--- Input for this task ---

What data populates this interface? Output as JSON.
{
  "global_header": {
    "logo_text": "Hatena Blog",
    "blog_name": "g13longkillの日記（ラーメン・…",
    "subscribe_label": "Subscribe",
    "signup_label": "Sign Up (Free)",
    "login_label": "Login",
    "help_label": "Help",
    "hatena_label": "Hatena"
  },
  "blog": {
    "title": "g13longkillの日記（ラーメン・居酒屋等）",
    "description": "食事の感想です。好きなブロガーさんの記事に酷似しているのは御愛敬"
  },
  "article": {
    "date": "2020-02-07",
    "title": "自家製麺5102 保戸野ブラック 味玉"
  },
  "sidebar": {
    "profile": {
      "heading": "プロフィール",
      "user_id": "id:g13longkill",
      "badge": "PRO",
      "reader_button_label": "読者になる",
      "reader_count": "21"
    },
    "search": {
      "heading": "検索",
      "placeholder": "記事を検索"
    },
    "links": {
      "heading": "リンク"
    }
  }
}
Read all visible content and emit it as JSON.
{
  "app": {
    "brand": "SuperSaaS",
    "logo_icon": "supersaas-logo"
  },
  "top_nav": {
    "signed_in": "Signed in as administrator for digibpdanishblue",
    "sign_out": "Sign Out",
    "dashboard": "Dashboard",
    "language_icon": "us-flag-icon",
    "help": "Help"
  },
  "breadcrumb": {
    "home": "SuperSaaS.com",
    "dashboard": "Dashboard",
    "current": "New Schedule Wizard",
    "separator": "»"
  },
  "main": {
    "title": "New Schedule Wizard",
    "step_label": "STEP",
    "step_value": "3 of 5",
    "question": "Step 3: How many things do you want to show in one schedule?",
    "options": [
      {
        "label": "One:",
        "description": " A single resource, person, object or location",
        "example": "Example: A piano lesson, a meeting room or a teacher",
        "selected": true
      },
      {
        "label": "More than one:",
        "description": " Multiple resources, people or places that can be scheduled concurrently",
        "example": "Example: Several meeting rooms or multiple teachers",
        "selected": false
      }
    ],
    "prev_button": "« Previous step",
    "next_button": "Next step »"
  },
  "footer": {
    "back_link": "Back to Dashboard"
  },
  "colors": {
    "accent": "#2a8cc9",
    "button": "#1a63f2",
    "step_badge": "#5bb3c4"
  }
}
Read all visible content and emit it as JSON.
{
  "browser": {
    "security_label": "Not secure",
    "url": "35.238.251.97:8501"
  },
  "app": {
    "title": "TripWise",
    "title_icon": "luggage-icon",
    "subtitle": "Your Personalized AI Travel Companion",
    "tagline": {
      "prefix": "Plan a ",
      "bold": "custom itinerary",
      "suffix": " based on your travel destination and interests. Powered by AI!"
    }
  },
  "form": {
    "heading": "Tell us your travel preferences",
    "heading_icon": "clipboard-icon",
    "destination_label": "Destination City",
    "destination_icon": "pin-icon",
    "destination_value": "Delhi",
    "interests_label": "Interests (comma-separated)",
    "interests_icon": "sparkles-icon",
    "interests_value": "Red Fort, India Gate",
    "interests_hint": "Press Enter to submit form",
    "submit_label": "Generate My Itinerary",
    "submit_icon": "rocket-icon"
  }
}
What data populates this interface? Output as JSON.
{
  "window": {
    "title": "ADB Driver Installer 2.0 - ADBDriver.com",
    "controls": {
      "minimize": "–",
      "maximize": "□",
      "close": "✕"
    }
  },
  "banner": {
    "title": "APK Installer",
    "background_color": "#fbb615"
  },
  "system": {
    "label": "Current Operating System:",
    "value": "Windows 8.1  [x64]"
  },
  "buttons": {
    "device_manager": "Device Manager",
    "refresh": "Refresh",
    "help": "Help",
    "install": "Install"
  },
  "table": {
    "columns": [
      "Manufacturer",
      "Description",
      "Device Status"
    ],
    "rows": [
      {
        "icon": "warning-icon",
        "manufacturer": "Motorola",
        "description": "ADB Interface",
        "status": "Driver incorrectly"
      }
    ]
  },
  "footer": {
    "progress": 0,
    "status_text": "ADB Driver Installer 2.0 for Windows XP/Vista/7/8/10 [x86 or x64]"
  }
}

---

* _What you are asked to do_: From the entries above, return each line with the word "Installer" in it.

* _Task solution_:
    "title": "ADB Driver Installer 2.0 - ADBDriver.com",
    "title": "APK Installer",
    "status_text": "ADB Driver Installer 2.0 for Windows XP/Vista/7/8/10 [x86 or x64]"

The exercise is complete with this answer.